For several years I’ve been keeping track of the books I read. In 2020, I did pretty well, kicking it off with an enormous biography of Beethoven, byJan Swafford.
I don’t look for takedowns in biographies; but spare me the hagiography. I’m an American who lived through the second half of the twentieth century; I’m used to flawed real-life heroes.
Thus I didn’t mind learning more about what a flop Ludwig was with women and, as I suspected, that he couldn’t manage money. It was actually amusing to find that, amid penning all the masterpieces, Beethoven found time (& need) to do plenty of hack work, like arranging a hundred-plus Scottish folksongs, just to keep up with those Vienna rents.
My book reading has slowed a lot this year; not sure why overall.
But I know when. In early December, I started David Blight’s excellent biography of Frederick Douglass, Prophet of Freedom.
It won the Pulitzer for biography, and deserved it. Unfortunately, the book’s very excellence has worked against my finishing it.
One factor was Douglass’s own apocalyptic eloquence, which in late 2020 seared across the generations with unmitigated force:
“The land is now to weep and howl amid ten thousand desolations,” he cried early in the war. “Repent, Break Every Yoke, let the Oppressed Go Free for Herein alone is deliverance and safety!”
In isolation, Douglass’s words ought to have been a spur to action, and to some extent they were. Yet their historical context, which Blight fills in with great skill and insight, became chapter by chapter more and more daunting for me: the course of the years which evoked much of Douglass’s most memorable oratory, along with his activism, both spiraled ever downward into the horrors of civil war.
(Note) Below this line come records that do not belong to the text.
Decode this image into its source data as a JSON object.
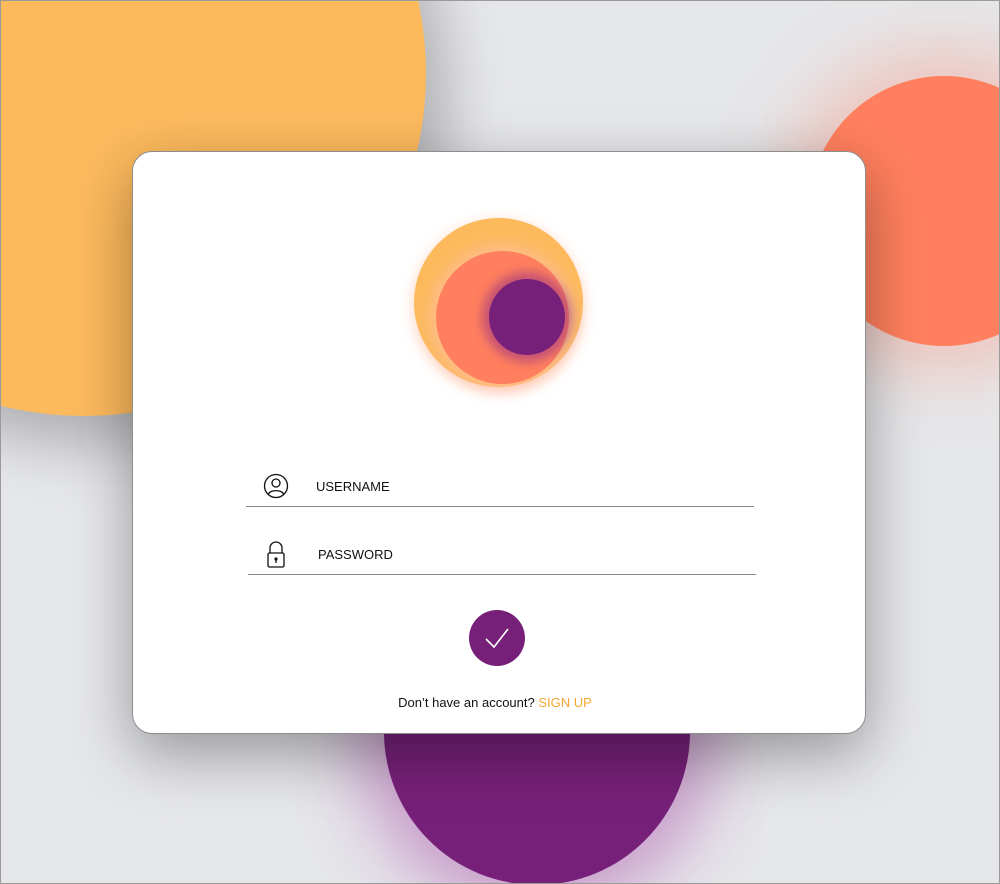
{
  "login": {
    "username_placeholder": "USERNAME",
    "password_placeholder": "PASSWORD",
    "submit_icon": "checkmark-icon",
    "signup_prompt": "Don’t have an account?",
    "signup_link": "SIGN UP"
  },
  "icons": {
    "username": "user-icon",
    "password": "lock-icon"
  },
  "colors": {
    "orange": "#fdba5d",
    "coral": "#ff7f5e",
    "purple": "#772079",
    "link": "#f4a630",
    "background": "#e6e7ea"
  }
}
The war produced the seeming landmarks of the Confederate rebellion’s defeat and slavery’s abolition. But the war never really ended. Both of its great accomplishments were soon largely rolled back by counterrevolutionary violence, aided by progressive white exhaustion & indifference, which have so long outlasted Douglass, who died in 1895.
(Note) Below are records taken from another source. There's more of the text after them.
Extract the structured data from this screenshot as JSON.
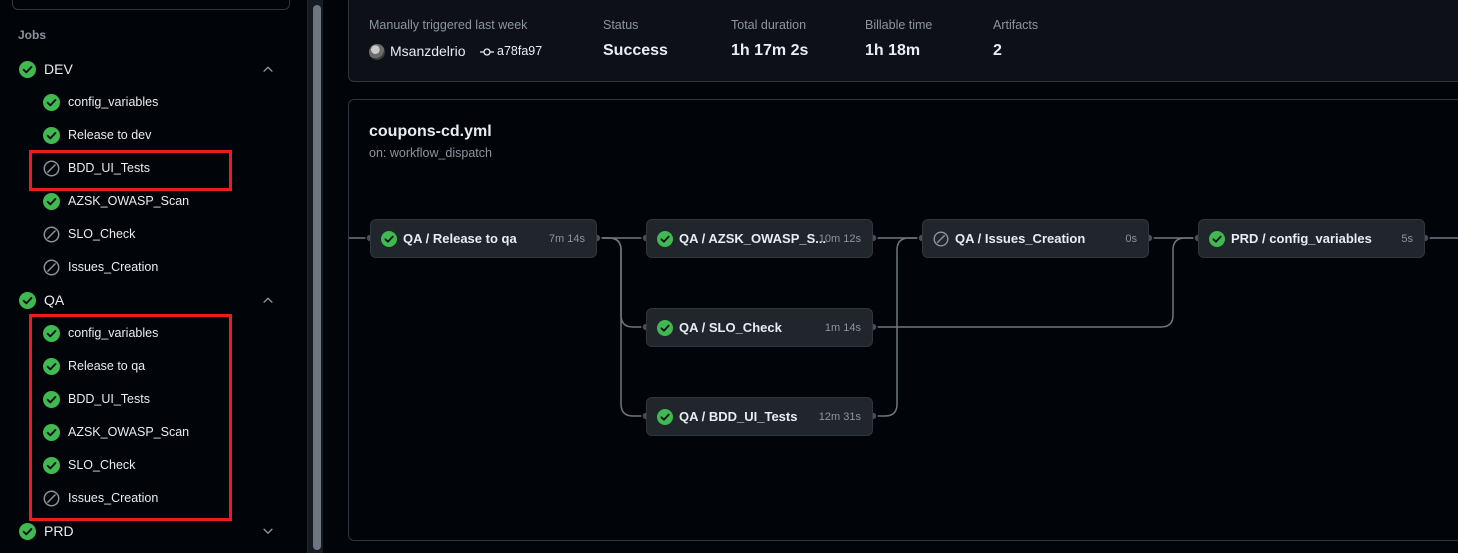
{
  "sidebar": {
    "jobs_heading": "Jobs",
    "groups": [
      {
        "label": "DEV",
        "status": "success",
        "expanded": true,
        "jobs": [
          {
            "label": "config_variables",
            "status": "success"
          },
          {
            "label": "Release to dev",
            "status": "success"
          },
          {
            "label": "BDD_UI_Tests",
            "status": "skipped"
          },
          {
            "label": "AZSK_OWASP_Scan",
            "status": "success"
          },
          {
            "label": "SLO_Check",
            "status": "skipped"
          },
          {
            "label": "Issues_Creation",
            "status": "skipped"
          }
        ]
      },
      {
        "label": "QA",
        "status": "success",
        "expanded": true,
        "jobs": [
          {
            "label": "config_variables",
            "status": "success"
          },
          {
            "label": "Release to qa",
            "status": "success"
          },
          {
            "label": "BDD_UI_Tests",
            "status": "success"
          },
          {
            "label": "AZSK_OWASP_Scan",
            "status": "success"
          },
          {
            "label": "SLO_Check",
            "status": "success"
          },
          {
            "label": "Issues_Creation",
            "status": "skipped"
          }
        ]
      },
      {
        "label": "PRD",
        "status": "success",
        "expanded": false,
        "jobs": []
      }
    ]
  },
  "summary": {
    "trigger_label": "Manually triggered last week",
    "actor": "Msanzdelrio",
    "commit": "a78fa97",
    "status_label": "Status",
    "status_value": "Success",
    "duration_label": "Total duration",
    "duration_value": "1h 17m 2s",
    "billable_label": "Billable time",
    "billable_value": "1h 18m",
    "artifacts_label": "Artifacts",
    "artifacts_value": "2"
  },
  "workflow": {
    "title": "coupons-cd.yml",
    "subtitle": "on: workflow_dispatch",
    "nodes": [
      {
        "label": "QA / Release to qa",
        "time": "7m 14s",
        "status": "success"
      },
      {
        "label": "QA / AZSK_OWASP_S...",
        "time": "10m 12s",
        "status": "success"
      },
      {
        "label": "QA / SLO_Check",
        "time": "1m 14s",
        "status": "success"
      },
      {
        "label": "QA / BDD_UI_Tests",
        "time": "12m 31s",
        "status": "success"
      },
      {
        "label": "QA / Issues_Creation",
        "time": "0s",
        "status": "skipped"
      },
      {
        "label": "PRD / config_variables",
        "time": "5s",
        "status": "success"
      }
    ]
  },
  "colors": {
    "success": "#3fb950",
    "skipped": "#8b949e",
    "highlight": "#ec1c1c"
  },
  "icons": {
    "success": "check-circle-icon",
    "skipped": "skip-circle-icon",
    "expanded": "chevron-up-icon",
    "collapsed": "chevron-down-icon",
    "commit": "git-commit-icon"
  }
}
When I had made it into the chapters describing the depths and agony of the war, my days were still turbulent with the seemingly endless aftermath of the 2020 election. Then the resonance and parallels between the text and my days progressively became so stark and oppressive that the effect was not only psychological but also physical.
I mostly read Blight in the predawn darkness, as I have been unable to sleep full nights through most of the past five awful Orange years; and morning after morning, as the sun returned, I had to put the Kindle aside, all but overwhelmed by the collision of past with present.
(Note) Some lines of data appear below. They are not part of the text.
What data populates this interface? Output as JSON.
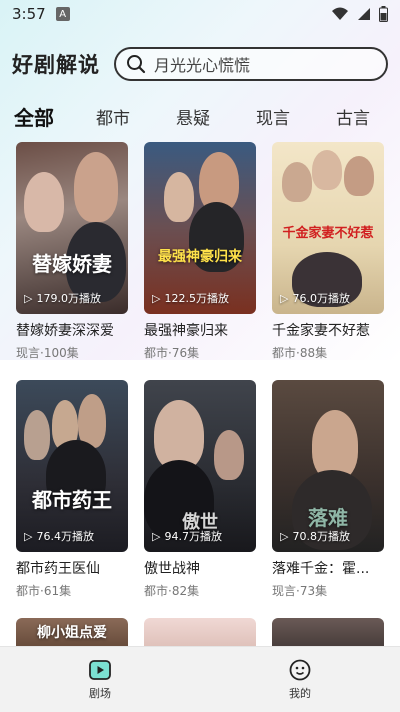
{
  "status_bar": {
    "time": "3:57",
    "notif": "A"
  },
  "header": {
    "title": "好剧解说",
    "search_placeholder": "月光光心慌慌"
  },
  "tabs": [
    {
      "label": "全部",
      "active": true
    },
    {
      "label": "都市",
      "active": false
    },
    {
      "label": "悬疑",
      "active": false
    },
    {
      "label": "现言",
      "active": false
    },
    {
      "label": "古言",
      "active": false
    }
  ],
  "cards": [
    {
      "title": "替嫁娇妻深深爱",
      "meta": "现言·100集",
      "plays": "179.0万播放",
      "art": "替嫁娇妻"
    },
    {
      "title": "最强神豪归来",
      "meta": "都市·76集",
      "plays": "122.5万播放",
      "art": "最强神豪归来"
    },
    {
      "title": "千金家妻不好惹",
      "meta": "都市·88集",
      "plays": "76.0万播放",
      "art": "千金家妻不好惹"
    },
    {
      "title": "都市药王医仙",
      "meta": "都市·61集",
      "plays": "76.4万播放",
      "art": "都市药王"
    },
    {
      "title": "傲世战神",
      "meta": "都市·82集",
      "plays": "94.7万播放",
      "art": "傲世"
    },
    {
      "title": "落难千金：霍...",
      "meta": "现言·73集",
      "plays": "70.8万播放",
      "art": "落难"
    }
  ],
  "partial_cards": [
    {
      "art": "柳小姐点爱"
    }
  ],
  "bottom_nav": [
    {
      "label": "剧场",
      "icon": "play-square-icon",
      "active": true
    },
    {
      "label": "我的",
      "icon": "smile-face-icon",
      "active": false
    }
  ]
}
As 2021 arrived, I paused, thinking perhaps a week’s “vacation” would ease the strain. But of course, before that week was done came January 6th, followed by military occupation, and the cliffhanger countdown to the 20th.
I felt some relief when power was transferred on schedule, leavened by Bernie’s viral mittens and Amanda Gorman’s fine poem. Yet the tension continues, with a succession of threats & outrages which won’t be rehashed here, but which are ongoing.
Soon enough, it became clear that I simply could not follow Douglass and Blight through Lincoln’s murder, into the agonies and bloody failures and reversals of Reconstruction, before I felt more confident that the country today would be able to fend off some kind of a repetition of that blood-soaked marathon nightmare.
No, hope is not gone, the vaccines and survival checks have arrived. But my confidence has not resurfaced yet. Hence Blight’s book “sits” unfinished, in the Kindle ether, while the spirits of both author and subject keep a silent, ominous vigil in a corner of my consciousness.
One of Blight’s many achievements is that he shows deep admiration for his subject without sliding into hagiography. Douglass deserves his fame, but he was hardly a saint, and Blight does not evade such blots as his willingness to cater to common anti-Irish & anti-Catholic prejudices among his mainly WASP white audiences.
These are not trivial: but as I said, I’m used to flawed heroes, and felt no urge to “cancel” Douglass due to his failings, which anyway are not targets of the current outrage fads. (Yet.)
But I have sought diversion from this ordeal by history/prophecy, via doses of an often reliable remedy, in genre fiction. Early last year I found it in Irish noir crime novels, by Adrian McKinty and Ken Bruen. I lapped up more than twenty of their books, like one of their drunks slurps down booze on an extended bender.
But such delectables are rare, and in 2020 I awoke from these binges with the colossal hangover of the election. I haven’t found any comparable diversion yet this year. I’ve struggled through a few tomes that were good, but my tally so far remains much shorter than it was last April. You could say I’m still waiting to turn that fateful page.